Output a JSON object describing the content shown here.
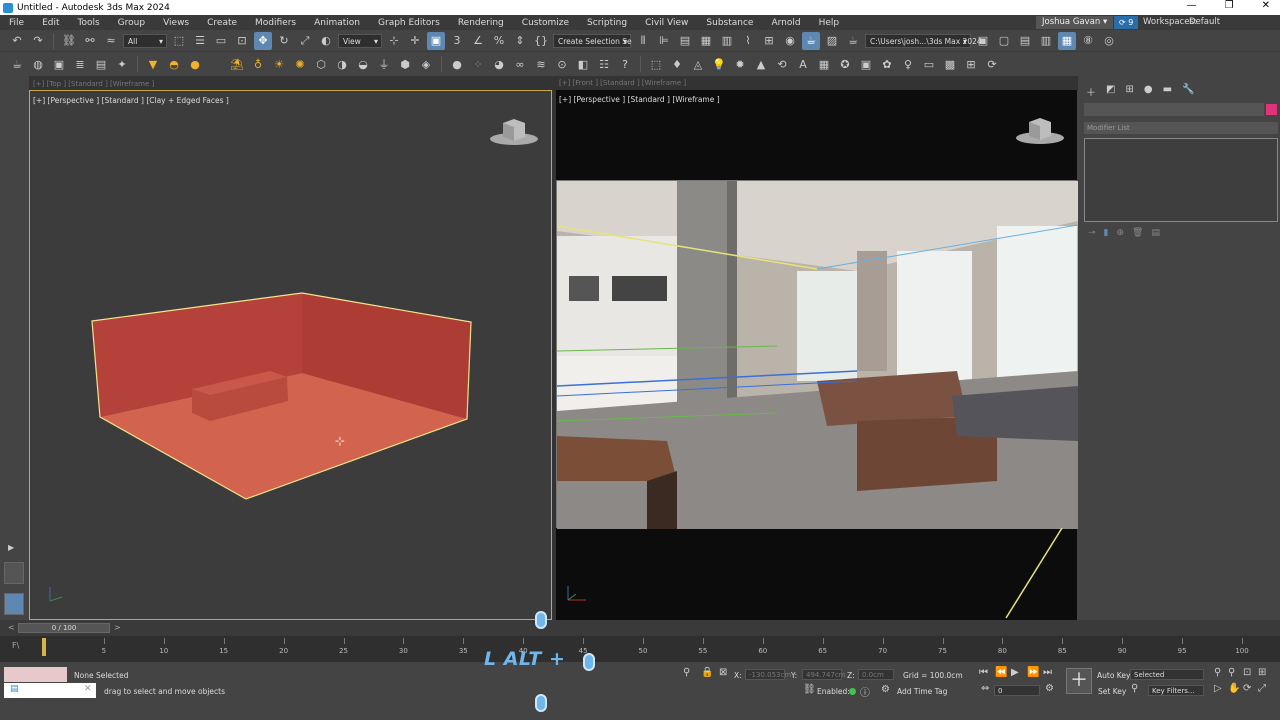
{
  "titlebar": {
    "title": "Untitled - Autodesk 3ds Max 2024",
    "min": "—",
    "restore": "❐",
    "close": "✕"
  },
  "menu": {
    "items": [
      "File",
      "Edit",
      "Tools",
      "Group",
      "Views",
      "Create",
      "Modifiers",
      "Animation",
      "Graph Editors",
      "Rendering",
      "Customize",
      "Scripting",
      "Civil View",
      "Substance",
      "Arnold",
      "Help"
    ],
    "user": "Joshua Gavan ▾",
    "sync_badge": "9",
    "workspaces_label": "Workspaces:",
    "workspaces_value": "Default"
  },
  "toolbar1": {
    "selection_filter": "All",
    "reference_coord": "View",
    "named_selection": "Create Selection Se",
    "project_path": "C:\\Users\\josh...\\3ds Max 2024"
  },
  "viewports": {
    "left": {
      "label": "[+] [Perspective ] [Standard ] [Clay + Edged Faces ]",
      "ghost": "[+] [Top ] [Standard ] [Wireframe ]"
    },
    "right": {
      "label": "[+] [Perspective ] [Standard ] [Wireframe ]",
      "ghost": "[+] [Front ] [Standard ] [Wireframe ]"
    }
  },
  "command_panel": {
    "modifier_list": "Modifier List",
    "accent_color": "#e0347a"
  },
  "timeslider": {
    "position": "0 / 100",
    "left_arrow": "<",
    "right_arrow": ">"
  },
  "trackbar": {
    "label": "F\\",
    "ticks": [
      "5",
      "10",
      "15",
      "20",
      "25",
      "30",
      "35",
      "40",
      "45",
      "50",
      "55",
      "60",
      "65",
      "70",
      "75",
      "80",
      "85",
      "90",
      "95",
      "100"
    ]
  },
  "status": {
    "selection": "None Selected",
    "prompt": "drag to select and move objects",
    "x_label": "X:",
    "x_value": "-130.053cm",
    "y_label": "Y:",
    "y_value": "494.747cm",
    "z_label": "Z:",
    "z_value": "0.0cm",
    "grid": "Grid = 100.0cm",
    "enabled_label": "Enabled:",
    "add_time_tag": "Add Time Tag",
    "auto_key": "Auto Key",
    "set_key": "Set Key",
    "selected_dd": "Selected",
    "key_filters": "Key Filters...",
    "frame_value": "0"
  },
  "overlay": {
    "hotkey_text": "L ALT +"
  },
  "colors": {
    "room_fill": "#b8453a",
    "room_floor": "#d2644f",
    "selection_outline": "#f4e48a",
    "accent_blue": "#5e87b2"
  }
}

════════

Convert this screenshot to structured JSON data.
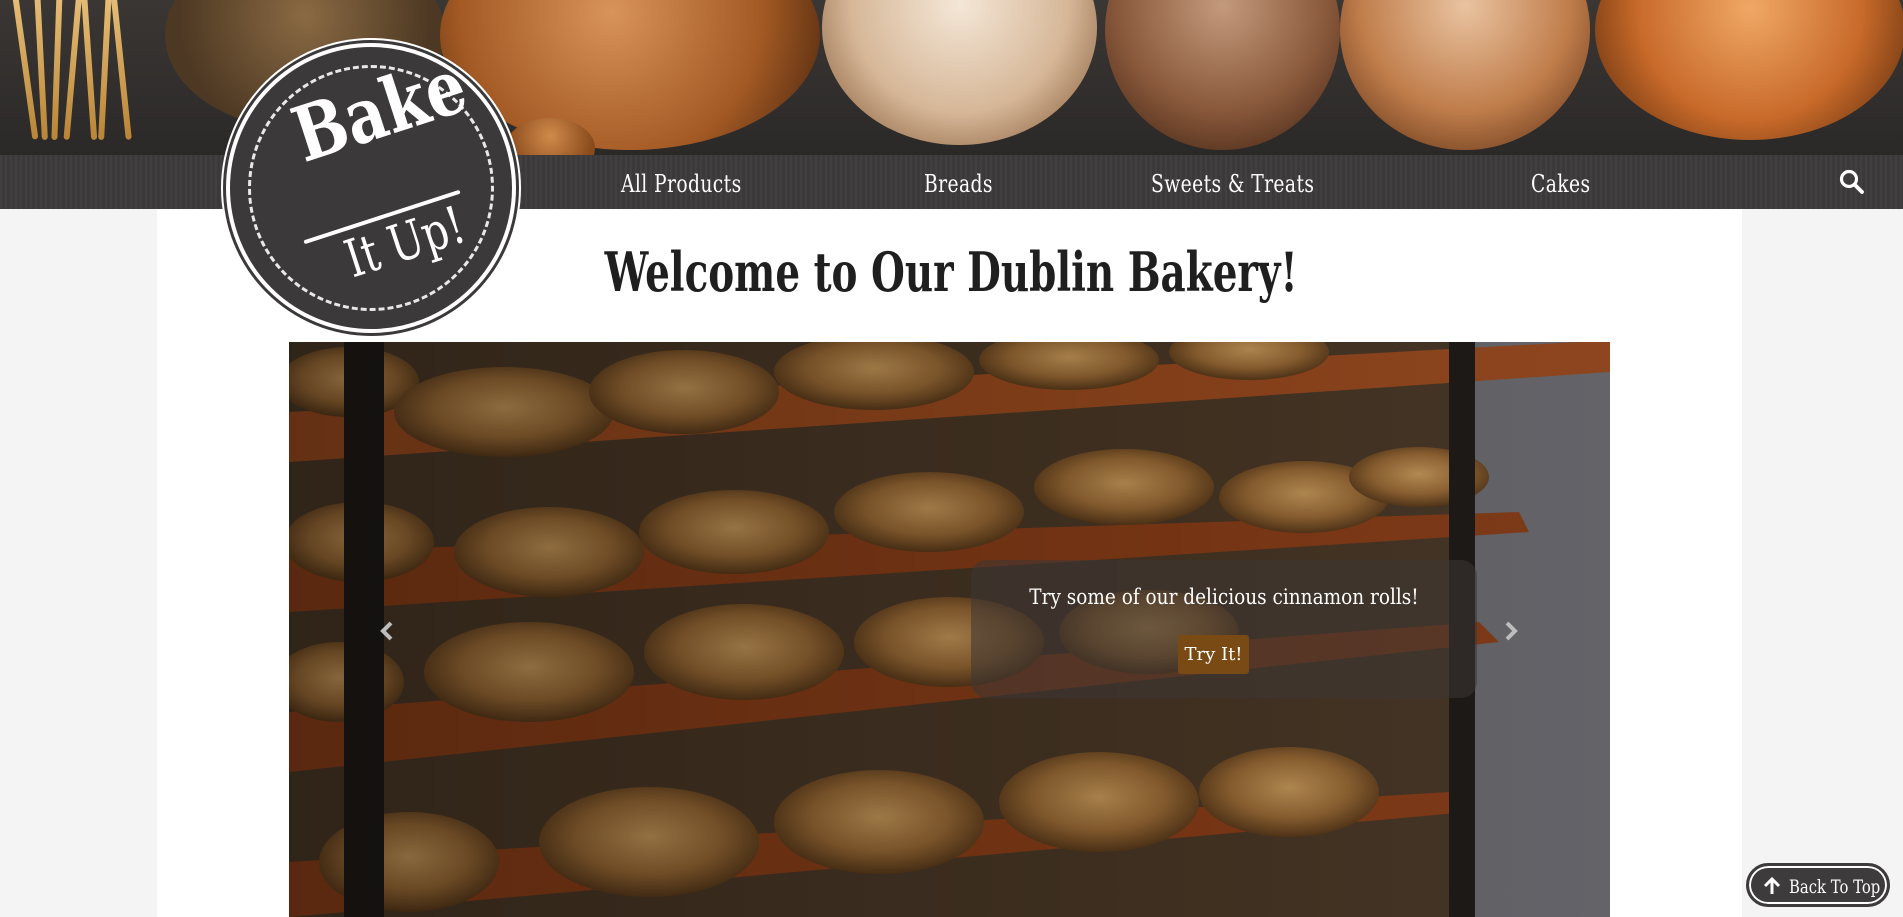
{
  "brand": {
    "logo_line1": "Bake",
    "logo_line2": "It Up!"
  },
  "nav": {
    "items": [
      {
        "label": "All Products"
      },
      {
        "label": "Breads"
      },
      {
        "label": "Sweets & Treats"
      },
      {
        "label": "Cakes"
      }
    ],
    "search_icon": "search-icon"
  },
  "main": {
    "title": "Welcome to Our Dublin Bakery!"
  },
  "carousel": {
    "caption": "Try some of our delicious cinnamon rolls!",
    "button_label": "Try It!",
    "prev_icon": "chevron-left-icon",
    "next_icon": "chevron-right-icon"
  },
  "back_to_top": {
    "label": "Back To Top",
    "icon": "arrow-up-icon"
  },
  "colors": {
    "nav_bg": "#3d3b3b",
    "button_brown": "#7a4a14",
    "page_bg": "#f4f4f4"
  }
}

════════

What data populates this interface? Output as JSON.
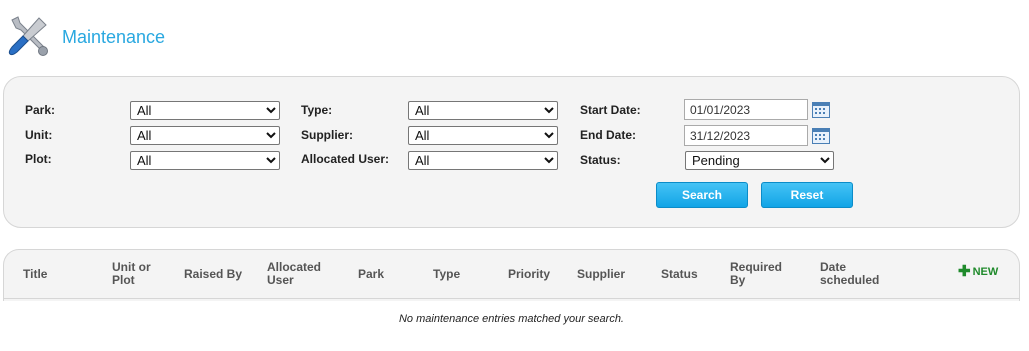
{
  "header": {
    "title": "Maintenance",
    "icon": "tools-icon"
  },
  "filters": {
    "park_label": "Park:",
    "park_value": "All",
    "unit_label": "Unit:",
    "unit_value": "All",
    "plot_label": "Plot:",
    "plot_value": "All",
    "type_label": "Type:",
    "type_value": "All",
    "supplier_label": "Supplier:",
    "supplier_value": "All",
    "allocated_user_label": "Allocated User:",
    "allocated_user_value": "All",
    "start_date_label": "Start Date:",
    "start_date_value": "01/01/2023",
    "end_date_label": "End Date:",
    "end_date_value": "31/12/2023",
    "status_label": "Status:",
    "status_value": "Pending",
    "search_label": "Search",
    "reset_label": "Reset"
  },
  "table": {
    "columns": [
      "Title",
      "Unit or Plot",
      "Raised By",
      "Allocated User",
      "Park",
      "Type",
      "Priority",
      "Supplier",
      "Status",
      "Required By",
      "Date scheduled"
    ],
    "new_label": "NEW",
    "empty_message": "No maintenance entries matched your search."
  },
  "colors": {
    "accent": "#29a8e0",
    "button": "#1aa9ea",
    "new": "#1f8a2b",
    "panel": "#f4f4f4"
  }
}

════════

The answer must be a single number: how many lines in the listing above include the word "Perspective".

§ Expected answer
2